Week Five: Developed an ‘anchor’ linking feelings from a happy memory to an action (pressing thumb and forefinger together). Allows you to trigger those feelings at will whenever you start to panic. Also learned to control subconscious by visualising a dial and simply an emotion up or down which seemed particularly effective.


Nigel Shepherd
MOUNTAIN expert Nigel Shepherd from Penmaenmawr is one of the UK’s foremost authorities with over 30 years experience.
- Qualified as a Mountain Guide 1979. Mountain Guides Association Training Officer 1986-1989. President 1993-96.
- Has worked everywhere from New Zealand and Australia to Greenland, Norway and Nepal.
- Author of books on ropework and rock climbing, his photography is also widely published.
- Available for off piste skiing, touring, alpine trekking and climbing.
A GRADUATE of Bristol's Clifton Practice Alan worked in nursing for 20years before using hypnotherapy to quit smoking. Realising its potential, he retrained, established Positive Hypnotherapy, and began refining his Solution Focussed Brief technique.
- A member of the National Council for Hypnotherapy, Alan recommends people only use therapists signed up to a strong regulatory body
- Says hypnotherapy can help with smoking, weight loss, problems sleeping, anxiety and depression, sport, performance, phobias such as flying, spiders and needles, compulsive behaviour, drinking, gambling or drug use, and can even aid pain relief in childbirth.
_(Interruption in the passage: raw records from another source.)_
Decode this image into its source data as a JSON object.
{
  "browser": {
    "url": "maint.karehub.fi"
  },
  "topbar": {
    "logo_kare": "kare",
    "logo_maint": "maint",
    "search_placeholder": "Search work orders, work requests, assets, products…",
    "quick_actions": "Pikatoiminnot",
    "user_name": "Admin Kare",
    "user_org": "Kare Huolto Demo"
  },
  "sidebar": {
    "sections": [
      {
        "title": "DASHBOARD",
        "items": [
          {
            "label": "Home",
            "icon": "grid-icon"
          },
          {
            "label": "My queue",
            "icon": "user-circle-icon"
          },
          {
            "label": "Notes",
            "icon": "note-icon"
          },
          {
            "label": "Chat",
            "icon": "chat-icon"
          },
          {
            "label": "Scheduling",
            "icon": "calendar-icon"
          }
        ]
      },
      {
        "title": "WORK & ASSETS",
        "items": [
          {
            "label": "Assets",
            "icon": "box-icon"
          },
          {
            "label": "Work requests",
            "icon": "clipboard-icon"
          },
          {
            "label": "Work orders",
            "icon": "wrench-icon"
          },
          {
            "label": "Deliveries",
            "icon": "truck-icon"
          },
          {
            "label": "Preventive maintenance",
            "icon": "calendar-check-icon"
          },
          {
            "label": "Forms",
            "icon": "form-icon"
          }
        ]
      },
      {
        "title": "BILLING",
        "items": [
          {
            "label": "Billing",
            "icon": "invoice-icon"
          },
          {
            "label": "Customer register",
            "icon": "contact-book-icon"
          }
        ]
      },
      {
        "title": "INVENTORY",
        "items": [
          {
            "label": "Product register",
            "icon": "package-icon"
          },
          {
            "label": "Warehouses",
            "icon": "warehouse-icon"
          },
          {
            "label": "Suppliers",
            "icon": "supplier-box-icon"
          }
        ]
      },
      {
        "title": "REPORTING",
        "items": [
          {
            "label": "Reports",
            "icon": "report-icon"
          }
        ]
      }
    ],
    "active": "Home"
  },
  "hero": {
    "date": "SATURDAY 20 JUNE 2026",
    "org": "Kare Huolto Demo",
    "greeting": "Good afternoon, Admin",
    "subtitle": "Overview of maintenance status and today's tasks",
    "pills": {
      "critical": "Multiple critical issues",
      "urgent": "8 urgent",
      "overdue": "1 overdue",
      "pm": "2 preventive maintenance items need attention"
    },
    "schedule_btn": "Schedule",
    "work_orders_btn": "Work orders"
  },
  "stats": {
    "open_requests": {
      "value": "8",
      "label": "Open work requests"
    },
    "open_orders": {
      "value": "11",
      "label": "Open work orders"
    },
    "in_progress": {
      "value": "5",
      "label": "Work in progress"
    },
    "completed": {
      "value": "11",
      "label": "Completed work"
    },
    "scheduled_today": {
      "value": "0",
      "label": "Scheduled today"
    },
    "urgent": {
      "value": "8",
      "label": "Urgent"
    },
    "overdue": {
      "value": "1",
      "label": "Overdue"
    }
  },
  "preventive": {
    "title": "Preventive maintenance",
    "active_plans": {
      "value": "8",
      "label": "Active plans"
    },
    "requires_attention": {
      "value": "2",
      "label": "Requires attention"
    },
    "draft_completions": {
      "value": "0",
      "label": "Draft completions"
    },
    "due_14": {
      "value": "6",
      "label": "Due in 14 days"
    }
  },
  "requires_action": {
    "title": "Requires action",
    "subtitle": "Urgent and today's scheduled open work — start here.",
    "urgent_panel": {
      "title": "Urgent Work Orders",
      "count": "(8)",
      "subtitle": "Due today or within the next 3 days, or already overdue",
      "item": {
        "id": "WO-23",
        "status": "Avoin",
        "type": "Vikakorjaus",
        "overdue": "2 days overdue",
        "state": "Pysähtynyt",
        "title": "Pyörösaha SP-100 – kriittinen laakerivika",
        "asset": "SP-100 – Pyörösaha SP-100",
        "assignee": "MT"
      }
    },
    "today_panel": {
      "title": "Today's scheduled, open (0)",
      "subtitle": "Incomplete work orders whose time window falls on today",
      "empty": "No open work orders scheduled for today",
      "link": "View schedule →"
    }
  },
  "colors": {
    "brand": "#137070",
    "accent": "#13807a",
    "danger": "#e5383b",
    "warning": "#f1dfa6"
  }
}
- Holds clinics in Wrexham, Chester and the Wirral, Oswestry and Nantwich